Assigned task
Among the entries below, find the lines with the word "center" and return them.

Data shown
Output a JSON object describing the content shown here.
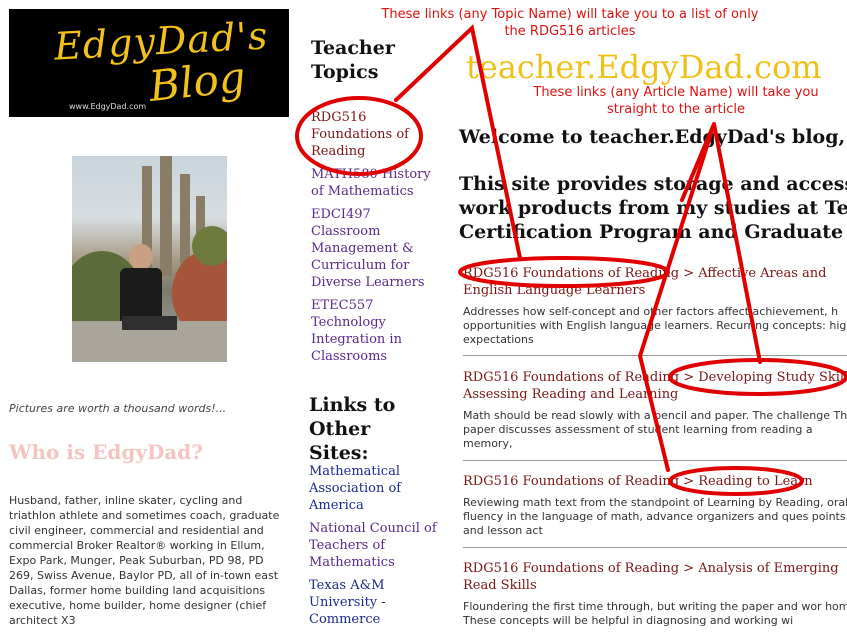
{
  "logo": {
    "line1": "EdgyDad's",
    "line2": "Blog",
    "url": "www.EdgyDad.com"
  },
  "photo_caption": "Pictures are worth a thousand words!...",
  "who_heading": "Who is EdgyDad?",
  "bio": "Husband, father, inline skater, cycling and triathlon athlete and sometimes coach, graduate civil engineer, commercial and residential and commercial Broker Realtor® working in Ellum, Expo Park, Munger, Peak Suburban, PD 98, PD 269, Swiss Avenue, Baylor PD, all of in-town east Dallas, former home building land acquisitions executive, home builder, home designer (chief architect X3",
  "topics": {
    "heading": "Teacher Topics",
    "items": [
      {
        "label": "RDG516 Foundations of Reading"
      },
      {
        "label": "MATH580 History of Mathematics"
      },
      {
        "label": "EDCI497 Classroom Management & Curriculum for Diverse Learners"
      },
      {
        "label": "ETEC557 Technology Integration in Classrooms"
      }
    ]
  },
  "links": {
    "heading": "Links to Other Sites:",
    "items": [
      {
        "label": "Mathematical Association of America"
      },
      {
        "label": "National Council of Teachers of Mathematics"
      },
      {
        "label": "Texas A&M University - Commerce"
      }
    ]
  },
  "main": {
    "site_title": "teacher.EdgyDad.com",
    "welcome": "Welcome to teacher.EdgyDad's blog, h",
    "intro_lines": [
      "This site provides storage and access to",
      "work products from my studies at Texa",
      "Certification Program and Graduate M"
    ]
  },
  "posts": [
    {
      "topic": "RDG516 Foundations of Reading",
      "sep": " > ",
      "article": "Affective Areas and English Language Learners",
      "desc": "Addresses how self-concept and other factors affect achievement, h opportunities with English language learners. Recurring concepts: high expectations"
    },
    {
      "topic": "RDG516 Foundations of Reading",
      "sep": " > ",
      "article": "Developing Study Skills, Assessing Reading and Learning",
      "desc": "Math should be read slowly with a pencil and paper. The challenge This paper discusses assessment of student learning from reading a memory,"
    },
    {
      "topic": "RDG516 Foundations of Reading",
      "sep": " > ",
      "article": "Reading to Learn",
      "desc": "Reviewing math text from the standpoint of Learning by Reading, oral fluency in the language of math, advance organizers and ques points and lesson act"
    },
    {
      "topic": "RDG516 Foundations of Reading",
      "sep": " > ",
      "article": "Analysis of Emerging Read Skills",
      "desc": "Floundering the first time through, but writing the paper and wor home. These concepts will be helpful in diagnosing and working wi"
    }
  ],
  "annotations": {
    "topic_note_1": "These links (any Topic Name) will take you to a list of only",
    "topic_note_2": "the RDG516 articles",
    "article_note_1": "These links (any Article Name) will take you",
    "article_note_2": "straight to the article"
  },
  "colors": {
    "annotation": "#dd1111",
    "site_title": "#f0c018",
    "post_link": "#7b1515",
    "other_link": "#1b2a8f",
    "logo_bg": "#000000"
  }
}
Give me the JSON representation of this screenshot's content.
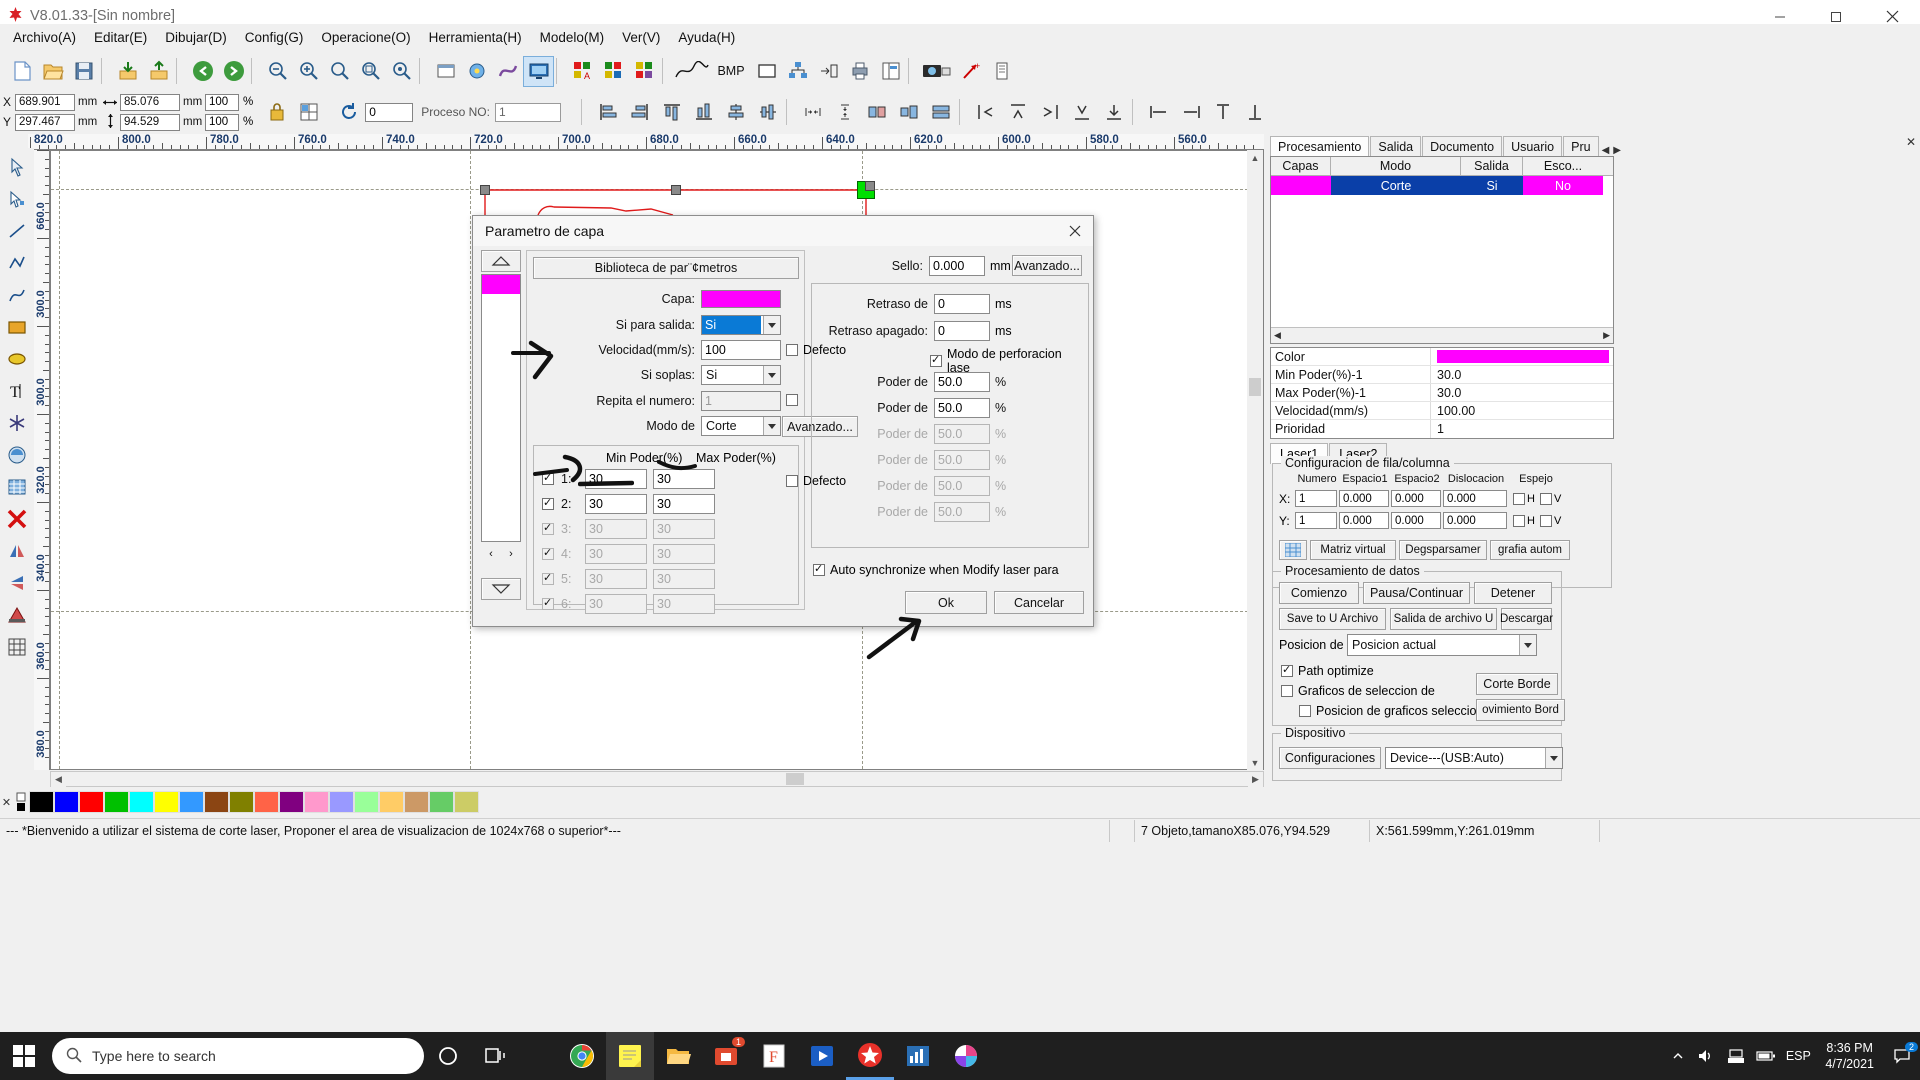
{
  "window": {
    "title": "V8.01.33-[Sin nombre]",
    "logo_icon": "rdworks-logo-icon",
    "minimize_icon": "minimize-icon",
    "maximize_icon": "maximize-icon",
    "close_icon": "close-icon"
  },
  "menu": [
    {
      "label": "Archivo(A)"
    },
    {
      "label": "Editar(E)"
    },
    {
      "label": "Dibujar(D)"
    },
    {
      "label": "Config(G)"
    },
    {
      "label": "Operacione(O)"
    },
    {
      "label": "Herramienta(H)"
    },
    {
      "label": "Modelo(M)"
    },
    {
      "label": "Ver(V)"
    },
    {
      "label": "Ayuda(H)"
    }
  ],
  "toolbar": {
    "items": [
      "new-file-icon",
      "open-file-icon",
      "save-file-icon",
      "sep",
      "import-icon",
      "export-icon",
      "sep",
      "undo-icon",
      "redo-icon",
      "sep",
      "zoom-out-icon",
      "zoom-in-icon",
      "zoom-fit-icon",
      "zoom-selection-icon",
      "zoom-all-icon",
      "sep",
      "frame-icon",
      "circle-tool-icon",
      "curve-tool-icon",
      "display-icon",
      "sep",
      "layer-red-icon",
      "layer-green-icon",
      "layer-multi-icon",
      "sep",
      "curve-smooth-icon",
      "bmp-icon",
      "rect-icon",
      "node-icon",
      "offset-icon",
      "print-icon",
      "page-icon",
      "sep",
      "camera-icon",
      "arrow-up-icon",
      "list-icon"
    ],
    "bmp_label": "BMP"
  },
  "coordbar": {
    "x_label": "X",
    "y_label": "Y",
    "x_value": "689.901",
    "y_value": "297.467",
    "x_unit": "mm",
    "y_unit": "mm",
    "width_icon": "width-arrow-icon",
    "height_icon": "height-arrow-icon",
    "width_value": "85.076",
    "height_value": "94.529",
    "w_unit": "mm",
    "h_unit": "mm",
    "scale_w": "100",
    "scale_h": "100",
    "pct": "%",
    "lock_icon": "lock-icon",
    "grid_icon": "grid-icon",
    "rotate_icon": "rotate-icon",
    "angle_value": "0",
    "process_label": "Proceso NO:",
    "process_value": "1",
    "align_icons": [
      "align-left-icon",
      "align-right-icon",
      "align-top-icon",
      "align-bottom-icon",
      "align-center-h-icon",
      "align-center-v-icon",
      "dist-h-icon",
      "dist-v-icon",
      "size-same-icon",
      "size-h-icon",
      "size-v-icon",
      "arrange-left-icon",
      "arrange-up-icon",
      "arrange-right-icon",
      "arrange-down-icon",
      "arrange-center-icon",
      "snap-left-icon",
      "snap-right-icon",
      "snap-top-icon",
      "snap-bottom-icon"
    ]
  },
  "ruler": {
    "h_labels": [
      "820.0",
      "800.0",
      "780.0",
      "760.0",
      "740.0",
      "720.0",
      "700.0",
      "680.0",
      "660.0",
      "640.0",
      "620.0",
      "600.0",
      "580.0",
      "560.0"
    ],
    "v_labels": [
      "660.0",
      "300.0",
      "300.0",
      "320.0",
      "340.0",
      "360.0",
      "380.0"
    ]
  },
  "left_tools": [
    "select-arrow-icon",
    "node-edit-icon",
    "line-tool-icon",
    "polyline-tool-icon",
    "bezier-tool-icon",
    "rectangle-tool-icon",
    "ellipse-tool-icon",
    "text-tool-icon",
    "star-tool-icon",
    "capture-icon",
    "grid-array-icon",
    "delete-x-icon",
    "mirror-h-icon",
    "mirror-v-icon",
    "measure-icon",
    "matrix-icon"
  ],
  "right_panel": {
    "close_icon": "close-icon",
    "tabs": [
      {
        "label": "Procesamiento",
        "active": true
      },
      {
        "label": "Salida",
        "active": false
      },
      {
        "label": "Documento",
        "active": false
      },
      {
        "label": "Usuario",
        "active": false
      },
      {
        "label": "Pru",
        "active": false
      }
    ],
    "tab_prev_icon": "tab-prev-icon",
    "tab_next_icon": "tab-next-icon",
    "layer_table": {
      "headers": [
        "Capas",
        "Modo",
        "Salida",
        "Esco..."
      ],
      "rows": [
        {
          "color": "#ff00ff",
          "modo": "Corte",
          "salida": "Si",
          "escolar": "No"
        }
      ],
      "scroll_left_icon": "scroll-left-icon",
      "scroll_right_icon": "scroll-right-icon"
    },
    "properties": [
      {
        "key": "Color",
        "value": "",
        "swatch": "#ff00ff"
      },
      {
        "key": "Min Poder(%)-1",
        "value": "30.0"
      },
      {
        "key": "Max Poder(%)-1",
        "value": "30.0"
      },
      {
        "key": "Velocidad(mm/s)",
        "value": "100.00"
      },
      {
        "key": "Prioridad",
        "value": "1"
      }
    ],
    "laser_tabs": [
      {
        "label": "Laser1",
        "active": true
      },
      {
        "label": "Laser2",
        "active": false
      }
    ],
    "row_col_group": {
      "title": "Configuracion de fila/columna",
      "headers": [
        "Numero",
        "Espacio1",
        "Espacio2",
        "Dislocacion",
        "Espejo"
      ],
      "rows": [
        {
          "axis": "X:",
          "numero": "1",
          "espacio1": "0.000",
          "espacio2": "0.000",
          "dislocacion": "0.000",
          "h": "H",
          "v": "V"
        },
        {
          "axis": "Y:",
          "numero": "1",
          "espacio1": "0.000",
          "espacio2": "0.000",
          "dislocacion": "0.000",
          "h": "H",
          "v": "V"
        }
      ],
      "buttons": [
        "Matriz virtual",
        "Degsparsamer",
        "grafia autom"
      ],
      "matrix_icon": "matrix-icon"
    },
    "data_group": {
      "title": "Procesamiento de datos",
      "buttons_row1": [
        "Comienzo",
        "Pausa/Continuar",
        "Detener"
      ],
      "buttons_row2": [
        "Save to U Archivo",
        "Salida de archivo U",
        "Descargar"
      ],
      "position_label": "Posicion de",
      "position_value": "Posicion actual",
      "path_optimize": {
        "label": "Path optimize",
        "checked": true
      },
      "select_graphics": {
        "label": "Graficos de seleccion de",
        "checked": false
      },
      "selected_position": {
        "label": "Posicion de graficos seleccionado",
        "checked": false
      },
      "corte_borde": "Corte Borde",
      "movimiento_borde": "ovimiento Bord"
    },
    "device_group": {
      "title": "Dispositivo",
      "config_button": "Configuraciones",
      "device_value": "Device---(USB:Auto)"
    }
  },
  "dialog": {
    "title": "Parametro de capa",
    "close_icon": "close-icon",
    "layer_up_icon": "layer-up-icon",
    "layer_down_icon": "layer-down-icon",
    "layer_prev_icon": "layer-prev-icon",
    "layer_next_icon": "layer-next-icon",
    "layer_colors": [
      "#ff00ff"
    ],
    "library_button": "Biblioteca de par¨¢metros",
    "left_fields": [
      {
        "label": "Capa:",
        "type": "color",
        "value": "#ff00ff"
      },
      {
        "label": "Si para salida:",
        "type": "select",
        "value": "Si",
        "selected": true
      },
      {
        "label": "Velocidad(mm/s):",
        "type": "text",
        "value": "100",
        "check": "Defecto",
        "checked": false
      },
      {
        "label": "Si soplas:",
        "type": "select",
        "value": "Si"
      },
      {
        "label": "Repita el numero:",
        "type": "text",
        "value": "1",
        "disabled": true,
        "check": "",
        "checked": false
      },
      {
        "label": "Modo de",
        "type": "select",
        "value": "Corte",
        "button": "Avanzado..."
      }
    ],
    "power_table": {
      "col_min": "Min Poder(%)",
      "col_max": "Max Poder(%)",
      "defecto_label": "Defecto",
      "defecto_checked": false,
      "rows": [
        {
          "index": "1:",
          "checked": true,
          "min": "30",
          "max": "30",
          "disabled": false
        },
        {
          "index": "2:",
          "checked": true,
          "min": "30",
          "max": "30",
          "disabled": false
        },
        {
          "index": "3:",
          "checked": true,
          "min": "30",
          "max": "30",
          "disabled": true
        },
        {
          "index": "4:",
          "checked": true,
          "min": "30",
          "max": "30",
          "disabled": true
        },
        {
          "index": "5:",
          "checked": true,
          "min": "30",
          "max": "30",
          "disabled": true
        },
        {
          "index": "6:",
          "checked": true,
          "min": "30",
          "max": "30",
          "disabled": true
        }
      ]
    },
    "right_fields": {
      "sello_label": "Sello:",
      "sello_value": "0.000",
      "sello_unit": "mm",
      "avanzado_button": "Avanzado...",
      "retraso_de_label": "Retraso de",
      "retraso_de_value": "0",
      "retraso_de_unit": "ms",
      "retraso_apagado_label": "Retraso apagado:",
      "retraso_apagado_value": "0",
      "retraso_apagado_unit": "ms",
      "perf_mode_label": "Modo de perforacion lase",
      "perf_mode_checked": true,
      "poder_rows": [
        {
          "label": "Poder de",
          "value": "50.0",
          "unit": "%",
          "disabled": false
        },
        {
          "label": "Poder de",
          "value": "50.0",
          "unit": "%",
          "disabled": false
        },
        {
          "label": "Poder de",
          "value": "50.0",
          "unit": "%",
          "disabled": true
        },
        {
          "label": "Poder de",
          "value": "50.0",
          "unit": "%",
          "disabled": true
        },
        {
          "label": "Poder de",
          "value": "50.0",
          "unit": "%",
          "disabled": true
        },
        {
          "label": "Poder de",
          "value": "50.0",
          "unit": "%",
          "disabled": true
        }
      ]
    },
    "auto_sync": {
      "label": "Auto synchronize when Modify laser para",
      "checked": true
    },
    "ok_button": "Ok",
    "cancel_button": "Cancelar"
  },
  "statusbar": {
    "message": "--- *Bienvenido a utilizar el sistema de corte laser, Proponer el area de visualizacion de 1024x768 o superior*---",
    "object_info": "7 Objeto,tamanoX85.076,Y94.529",
    "coords": "X:561.599mm,Y:261.019mm"
  },
  "taskbar": {
    "start_icon": "windows-start-icon",
    "search_icon": "search-icon",
    "search_placeholder": "Type here to search",
    "cortana_icon": "cortana-circle-icon",
    "taskview_icon": "task-view-icon",
    "apps": [
      "chrome-icon",
      "sticky-notes-icon",
      "file-explorer-icon",
      "store-icon",
      "app-f-icon",
      "media-player-icon",
      "rdworks-icon",
      "chart-app-icon",
      "paint-3d-icon"
    ],
    "store_badge": "1",
    "tray_up_icon": "tray-chevron-icon",
    "volume_icon": "volume-icon",
    "network_icon": "network-icon",
    "battery_icon": "battery-icon",
    "language": "ESP",
    "time": "8:36 PM",
    "date": "4/7/2021",
    "notification_icon": "notification-icon",
    "notification_count": "2"
  },
  "colors": {
    "accent": "#ff00ff",
    "selection_blue": "#0a7ad6",
    "canvas_red": "#e01b1b",
    "taskbar": "#1f1f1f"
  },
  "palette_colors": [
    "#000000",
    "#0000ff",
    "#ff0000",
    "#00c000",
    "#00ffff",
    "#ffff00",
    "#3399ff",
    "#8b4513",
    "#808000",
    "#ff6347",
    "#800080",
    "#ff99cc",
    "#9999ff",
    "#99ff99",
    "#ffcc66",
    "#cc9966",
    "#66cc66",
    "#cccc66"
  ]
}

Answer to this exercise
      "align-center-h-icon",
      "align-center-v-icon",
      "arrange-center-icon",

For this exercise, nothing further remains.